  2. What am I wasting my time on eating healthy for? Bring on the Italian food, Port wine and chocolate!

To be fair, Jeanne also attributed her longevity to attitude as well:

"If you can't do anything about it, don't worry about it."
- Madam Calment

This, in fact, may have been her most important contribution to longevity, especially in today's society.

On the surface, Jeanne appears to have defied all reason and lived how she wanted, and still made it to 122. But consider the following:

  • She obviously stayed active and "exercise" was a part of her lifestyle.
  • She lived in a time and place where preservatives and additives in food either did not exist, or were not likely present for many, many, many years!
  • She utilized olive oil, which is a healthy fat.
  • She lived her entire life close to the ocean and in a rather temperate climate, meaning her food source likely consisted of seafood, and fresh fruits and vegetables.
  • The wine she drank has a high content of resveratrol, a strong antioxidant.
  • The chocolate she ate was not likely a Snickers Bar, but dark chocolate, which is also known for it's strong antioxidants and health benefits.
  • And she smoked... I have no idea what to say about that!

And finally, there is her attitude about stress. How do you find fault with that?

There is a lot more you could explore in the French culture, especially regarding how they eat. But I think I will leave it at this. Since Jeanne lived (a very long time) and died in the Mediterranean, we are going to take a closer look at the Mediterranean Diet next week, one of the more common approaches to healthy and tasty eating!

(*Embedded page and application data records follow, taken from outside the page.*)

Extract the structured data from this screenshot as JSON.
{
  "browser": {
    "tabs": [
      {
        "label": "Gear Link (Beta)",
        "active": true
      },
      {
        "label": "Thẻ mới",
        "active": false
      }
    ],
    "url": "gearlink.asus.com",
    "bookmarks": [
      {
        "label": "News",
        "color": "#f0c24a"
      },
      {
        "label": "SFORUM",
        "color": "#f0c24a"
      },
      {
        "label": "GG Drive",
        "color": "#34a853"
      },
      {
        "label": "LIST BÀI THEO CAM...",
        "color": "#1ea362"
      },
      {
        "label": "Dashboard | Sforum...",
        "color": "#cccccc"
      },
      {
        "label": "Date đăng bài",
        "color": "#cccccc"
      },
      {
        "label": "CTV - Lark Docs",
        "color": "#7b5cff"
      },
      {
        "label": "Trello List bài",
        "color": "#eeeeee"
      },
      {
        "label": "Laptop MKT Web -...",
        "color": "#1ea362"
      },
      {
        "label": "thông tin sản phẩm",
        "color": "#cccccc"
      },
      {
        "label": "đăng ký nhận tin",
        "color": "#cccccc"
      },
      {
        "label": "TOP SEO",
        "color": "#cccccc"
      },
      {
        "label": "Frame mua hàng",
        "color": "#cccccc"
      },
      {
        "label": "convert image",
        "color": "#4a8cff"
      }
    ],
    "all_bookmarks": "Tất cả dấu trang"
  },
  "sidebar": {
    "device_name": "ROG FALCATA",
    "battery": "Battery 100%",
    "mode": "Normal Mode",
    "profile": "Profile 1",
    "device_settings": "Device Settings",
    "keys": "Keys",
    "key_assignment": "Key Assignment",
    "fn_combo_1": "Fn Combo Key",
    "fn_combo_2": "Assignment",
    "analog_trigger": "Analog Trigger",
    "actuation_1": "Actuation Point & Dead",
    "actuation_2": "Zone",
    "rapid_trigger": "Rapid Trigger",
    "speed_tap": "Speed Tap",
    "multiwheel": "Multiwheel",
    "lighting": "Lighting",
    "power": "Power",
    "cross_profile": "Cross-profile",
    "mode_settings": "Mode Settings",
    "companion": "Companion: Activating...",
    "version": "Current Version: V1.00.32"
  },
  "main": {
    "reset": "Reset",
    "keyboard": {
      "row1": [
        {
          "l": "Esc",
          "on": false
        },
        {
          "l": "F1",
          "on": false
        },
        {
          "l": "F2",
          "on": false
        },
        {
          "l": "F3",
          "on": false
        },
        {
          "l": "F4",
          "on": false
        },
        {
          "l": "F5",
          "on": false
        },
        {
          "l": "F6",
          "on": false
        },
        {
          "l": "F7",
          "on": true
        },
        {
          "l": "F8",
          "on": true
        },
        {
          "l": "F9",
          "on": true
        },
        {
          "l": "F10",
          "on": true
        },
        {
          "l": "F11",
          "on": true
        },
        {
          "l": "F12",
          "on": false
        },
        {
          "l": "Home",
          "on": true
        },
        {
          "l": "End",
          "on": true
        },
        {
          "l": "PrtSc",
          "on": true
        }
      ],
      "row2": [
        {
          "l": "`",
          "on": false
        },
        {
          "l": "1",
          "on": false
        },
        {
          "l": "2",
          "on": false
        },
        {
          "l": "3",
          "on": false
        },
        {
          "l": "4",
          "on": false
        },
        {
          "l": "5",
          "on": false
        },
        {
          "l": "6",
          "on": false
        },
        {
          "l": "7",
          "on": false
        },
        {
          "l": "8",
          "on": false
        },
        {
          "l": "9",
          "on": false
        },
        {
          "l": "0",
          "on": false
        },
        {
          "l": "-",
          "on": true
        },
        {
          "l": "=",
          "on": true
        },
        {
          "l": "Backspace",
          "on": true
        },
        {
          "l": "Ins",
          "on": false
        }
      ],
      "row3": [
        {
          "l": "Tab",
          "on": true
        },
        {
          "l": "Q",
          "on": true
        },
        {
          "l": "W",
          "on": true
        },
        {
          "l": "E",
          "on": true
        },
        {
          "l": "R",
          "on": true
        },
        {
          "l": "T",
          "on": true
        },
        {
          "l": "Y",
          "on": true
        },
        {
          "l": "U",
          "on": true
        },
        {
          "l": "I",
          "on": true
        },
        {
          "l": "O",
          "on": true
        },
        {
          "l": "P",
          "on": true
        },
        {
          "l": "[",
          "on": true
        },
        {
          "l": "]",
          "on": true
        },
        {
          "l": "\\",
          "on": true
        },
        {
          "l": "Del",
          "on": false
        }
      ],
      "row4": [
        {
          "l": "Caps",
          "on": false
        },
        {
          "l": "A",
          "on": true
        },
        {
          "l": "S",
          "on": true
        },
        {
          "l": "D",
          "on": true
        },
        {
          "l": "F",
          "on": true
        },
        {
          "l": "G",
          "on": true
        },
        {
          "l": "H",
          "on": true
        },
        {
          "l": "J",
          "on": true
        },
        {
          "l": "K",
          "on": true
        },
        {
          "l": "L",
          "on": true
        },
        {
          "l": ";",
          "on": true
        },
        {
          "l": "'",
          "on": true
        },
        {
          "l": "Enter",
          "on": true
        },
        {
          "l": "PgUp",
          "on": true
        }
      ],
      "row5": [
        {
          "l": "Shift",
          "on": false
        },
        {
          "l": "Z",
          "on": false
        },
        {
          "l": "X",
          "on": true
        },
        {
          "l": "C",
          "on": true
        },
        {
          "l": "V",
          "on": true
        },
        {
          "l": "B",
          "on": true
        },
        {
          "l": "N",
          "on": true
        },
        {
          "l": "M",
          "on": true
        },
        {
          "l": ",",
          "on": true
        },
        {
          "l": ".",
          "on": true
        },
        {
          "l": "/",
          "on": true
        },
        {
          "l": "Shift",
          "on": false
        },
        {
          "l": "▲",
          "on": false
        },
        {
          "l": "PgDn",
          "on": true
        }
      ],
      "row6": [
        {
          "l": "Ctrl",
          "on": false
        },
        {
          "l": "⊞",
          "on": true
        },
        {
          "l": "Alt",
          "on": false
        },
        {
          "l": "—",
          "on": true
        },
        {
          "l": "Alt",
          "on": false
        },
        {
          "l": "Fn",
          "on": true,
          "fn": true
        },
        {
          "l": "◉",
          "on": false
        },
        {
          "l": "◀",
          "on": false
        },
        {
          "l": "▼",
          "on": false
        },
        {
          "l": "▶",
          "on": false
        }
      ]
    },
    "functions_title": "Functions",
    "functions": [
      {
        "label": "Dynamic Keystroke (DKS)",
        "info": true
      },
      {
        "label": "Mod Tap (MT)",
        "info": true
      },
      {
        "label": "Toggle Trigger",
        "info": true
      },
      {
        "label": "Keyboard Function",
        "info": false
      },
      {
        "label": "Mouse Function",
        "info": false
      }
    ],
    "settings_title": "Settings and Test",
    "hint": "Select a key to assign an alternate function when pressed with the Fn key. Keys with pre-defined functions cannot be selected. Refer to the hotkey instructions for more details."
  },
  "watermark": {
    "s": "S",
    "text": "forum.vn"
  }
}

To Your Health,

Dr. Doug Williams
Care Chiropractic
Lafayette. Indiana